- Bring waste to the RSO with a manifest which identifies the type and quantity of radionuclide as well as the chemical form.
- Bring the LOG INVENTORY form with the waste. This will allow the RSO to reduce the Investigator's inventory of radioactive materials. This form was included with the vial when it arrived in the lab from the RSO.
- For dry waste, only use special dry waste containers (yellow with covers) provided by the RSO. When bringing waste to the RSO, bring the entire container, not just the bag with the contents.
- Do not dispose of decayed waste in the normal trash. Because of landfill requirements, the waste must be brought to the RSO where it will be inspected and certified as "non-radioactive".
- All animal handling is overseen by the IACUC and must have its approval.
- Label cages with "Caution-Radioactive Materials" signs provided by the RSO. Label the door to the cage room with a similar sign.
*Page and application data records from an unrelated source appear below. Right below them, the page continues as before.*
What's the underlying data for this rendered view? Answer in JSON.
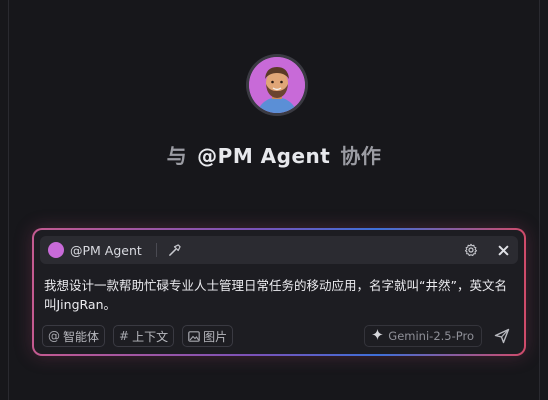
{
  "header": {
    "title_prefix": "与",
    "title_agent": "@PM Agent",
    "title_suffix": "协作",
    "avatar_icon": "avatar-man-beard"
  },
  "composer": {
    "agent_label": "@PM Agent",
    "message_text": "我想设计一款帮助忙碌专业人士管理日常任务的移动应用，名字就叫“井然”，英文名叫JingRan。",
    "chips": [
      {
        "icon": "@",
        "label": "智能体"
      },
      {
        "icon": "#",
        "label": "上下文"
      },
      {
        "icon": "image-icon",
        "label": "图片"
      }
    ],
    "model_label": "Gemini-2.5-Pro"
  },
  "colors": {
    "background": "#17171b",
    "composer_bg": "#1d1d22",
    "avatar_bg": "#c86ad8",
    "gradient_pink": "#c45a90",
    "gradient_blue": "#3e6fd8"
  }
}
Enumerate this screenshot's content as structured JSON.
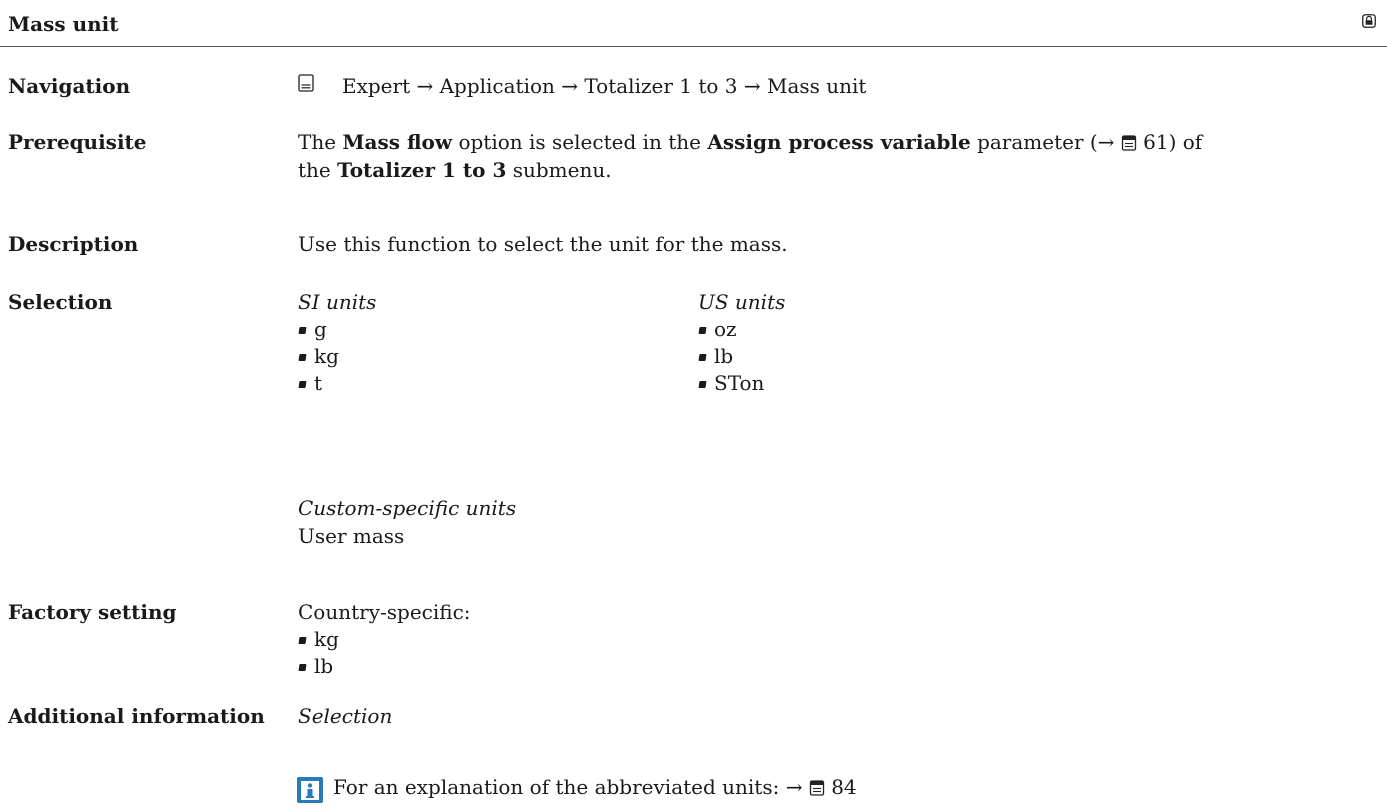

- Use absorbent mats at the bottom of each animal cage.
- Place contaminated litter in a plastic bag with the animal number, investigator, radionuclide, activity and date. Bring the bag to RSO for disposal.
- Place animal carcasses in a plastic bag and label as radioactive. Bring carcasses to the RSO for disposal.
- Conduct a wipe test on all cages before reuse. Send the results of the test to the RSO
- Wear rubber gloves, rubber boots, facemask, and apron when washing animal cages. Do not wash in a recycling cage washing machine.
- All radiation detectors used in a radiation laboratory must be calibrated annually.
- Labs must have appropriate detectors available to them for weekly contamination surveys. Consult with RSO to make sure you have the appropriate detector for the radionuclides you are using.
- Labs must have portable radiation detectors available for use during the handling of gamma ray emitters (such as Iodine-125 and Chromium-51) and high energy beta particle emitters such as Phosphorus-32. These detectors must be checked prior to each use for proper battery level and radiation response (using a check source). Contact the RSO if you need information on purchasing a check source.
- When you see a particular detector for contamination, you must know the efficiency of the detector for each radiation to be detected. The RSC is prepared to assist you in determining the efficiency of your detectors for various types of radioactive materials.
- Use an approved vendor to calibrate the detector annually. The RSC will provide the names of the vendors.
Cathleen Eldridge, Associate Director
Office: Sibley Hall 421
Phone: (518) 564-5009
Fax: (518) 564-5082